tire which refer to each of these are so numerous, that to mention them would be almost to repeat the Bible. As a proof respecting the practice of the faints, let me only remind you of the Apostle Paul. “Do you know;' (to use the words of a very celebrated preacher *)' do you know a greater than Paul ? Can you conceive virtue in a more eminent degree? Behold a man fired with zeal, making what he thought the cause of God his own cause, God's enemies his enemies, the interest of God the interest of himself! Behold a man who turns his attention to truth, and the moment he discovers it, embraces and openly avows it! Behold a man, who not content to be an ordinary Christian, and to save himself alone, aspiring at the glory of carrying through the whole world, for public advantage, that ight which ad illuminated himself!Behold a man, preaching, writing !-What am I saying? Behold a man, suffering, dying, and fealing with his blood the truths he taught! An ardent zealot, a fincere convert, an accomplished minister, a bleeding martyr?--hew me in the modern or primitive church, a greater character than Paul! Let any man produce a Christian who had more reason to be satisfied with himself, and who had more right to pretend that he had discharged ail his duties! get this very man, this Paul, forgot those thing's which were behind! This very Paul was pressing forward! This is the man who feared he should be a cast away! And you smoaking flux, you bruised recd, you who have hardly taken root in the Christian soil, you who have. hardly a spark of love to God, do you think your piety lufficient? Are you the man to leave off endeavouring to make new advances?'
s. To add no more, this exhortation implies, that as it is our duty to attend to this one thing, so we may be asG
fured * Saurio Serm. I Cor. is. 26, 27.
sured that God has provided proper means for our obtaining the same. Sanctification, considered on the part of God, and as wrought by him in our souls, is one of the benefits of the covenant of grace, and inseparably follows after justification. But he deals with us as rational beings, and therefore, fanctification considered on our part, becomes an essential duty; and we must see to it, that we are faithful and diligent in the use of those means which God has appointed, and which are wisely calculated to produce a growth in grace. But what are those means? In what way, and by what method can this great end be best attained ? .. .
The reply to these enquiries was the SECOND thing I promised, and which I now intended to make :- But the subject is too important to be slightly passed over, and to do justice to it, will require more time than is allotted to our present exercise. I shall therefore reserve this, with an application to the whole, as the substance of another discourse. And shall now close, with only requesting you seriously to reflect upon the duty to which we have been exhorted.-GROW IN GRACE! How great, how folemn a charge! Like a voice from heaven, it addresses us with authority Divine, and love inexpressible: A voice, fimilar to that which called to the Apostle in the Apocalypse, Come up hither.

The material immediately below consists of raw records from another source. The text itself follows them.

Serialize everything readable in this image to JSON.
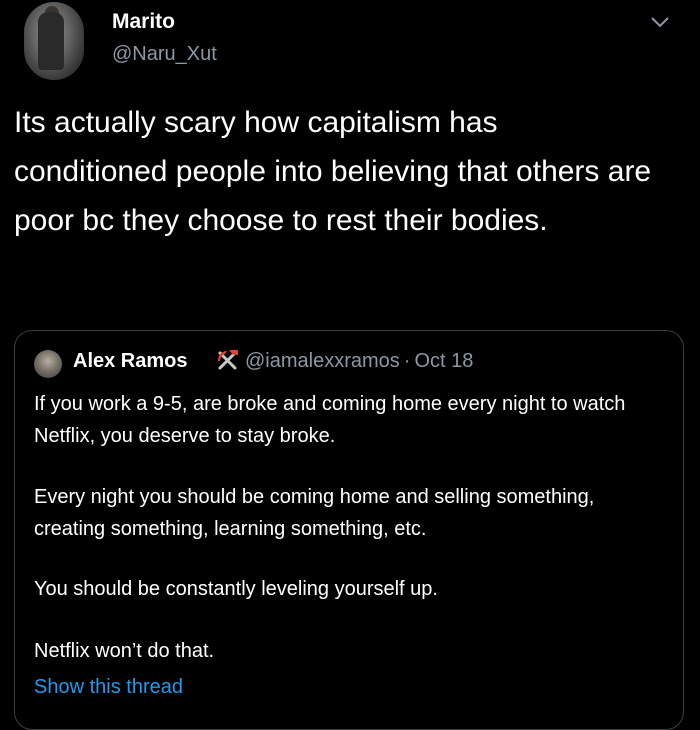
{
  "tweet": {
    "display_name": "Marito",
    "handle": "@Naru_Xut",
    "text": "Its actually scary how capitalism has conditioned people into believing that others are poor bc they choose to rest their bodies.",
    "more_icon": "chevron-down-icon"
  },
  "quoted": {
    "author": "Alex Ramos",
    "badge_icon": "hammer-and-pick-icon",
    "handle": "@iamalexxramos",
    "separator": "·",
    "date": "Oct 18",
    "paragraphs": [
      "If you work a 9-5, are broke and coming home every night to watch Netflix, you deserve to stay broke.",
      "Every night you should be coming home and selling something, creating something, learning something, etc.",
      "You should be constantly leveling yourself up.",
      "Netflix won’t do that."
    ],
    "show_thread": "Show this thread"
  },
  "colors": {
    "background": "#000000",
    "text": "#ffffff",
    "secondary": "#8b98a5",
    "link": "#1d9bf0",
    "border": "#3a3f44"
  }
}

Adore, my brethren, the God of grace, and bless his holy name for providing a ransom !-What the law could not do in that it was weak through the flesh, God fending bis own Son in the likeness of finful flesh, and for fin condemned hon in the flesh, that the righteousness of the law might be fulfilled in us, who walk not after the flesh, but after the Spirit. A new and living way is consecrated for us, and we have boldness to enter into the holiest by the blood of Jesus. How sure the atoning efficacy of his death!